Educators and Adults Need to Teach Young People to Develop Healthy Nutritional Habits

Hang on for a minute...we're trying to find some more stories you might like.


Email This Story






Food: the source of energy humans need to survive. Starvation will shut the body down and this phenomenon is common today. Several try cutting out carbohydrates or fats out of their diets in the hopes of losing weight rapidly while others obsessively count calories. Most of these habits begin at home or school due to negative remarks upon one’s physical appearance. The number of calories or food group should not be the main decision in receiving satisfaction from a meal. Therefore, parents and educators should help reinforce a healthy mindset by giving attention to the nutritional advice for their child’s health.

 

There are three groups in nutrition: carbohydrates, fats, and proteins with various of subgroups among them. Depending on an individual’s age or goals, the percentage of the three will alternate through their lifetime. Some may become carlotie decfit to provoke weight loss or strive for a surplus to gain weight. However, avoiding certain foods can create an unhealthy relation, causing eating disorders; it can be prevented through guidance.

 

According to the New York Times article, “Parenting and Food: Eat Your Peas. Or Don’t. Whatever” by Frank Bruni implies from nutritionists, “They say parents can and should encourage sensible eating and vigorous physical activity by engaging in both themselves; children are likely to imitate those behaviors.” The parent’s relationship with food needs to be moderately healthy to influence similarities. It would be inequitable to judge upon their weight if they also don’t put the effort themselves and show the child.

 

Read the nutritional label. Look at the vitamins, sugar levels, cholesterol, and sodium before looking at the amount of calories. Teach children about what vitamins do for their body though association. For example, orange colored vegetables and fruits: carrots, papayas, sweet potatoes contain a high source in vitamin A, which is needed for vision and a healthy immune system. Short and simple, but educational.

 

Learning about nutrition in a memorable and entertaining way will be more successful than just stating the information. In the article, “Why Teach Kids About Food” by Vera Tweed, exposes a Chicago non-profit food education program, Pilot Light, who have cooking lessons with children and appropriate lectures as well. Among their statistics it has encouraged children by “93% to know that their food choices will affect their future health”. Teaching nutrition at a younger age raises more awareness on what they are consuming.
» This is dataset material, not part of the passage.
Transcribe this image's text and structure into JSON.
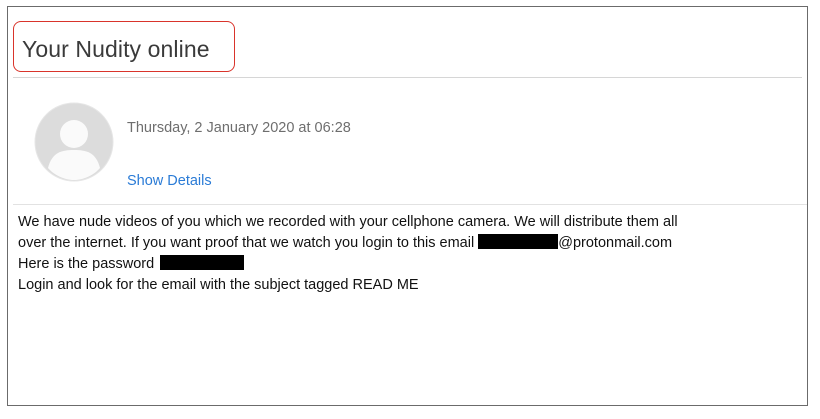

Soon they are questioning the difference between homemade potato chips and store-bought because they are the same product but with different nutritional values.

 

Guidance is important to help the youth develop their own perceptions on food while emphasizing healthful guidelines with positive rewards.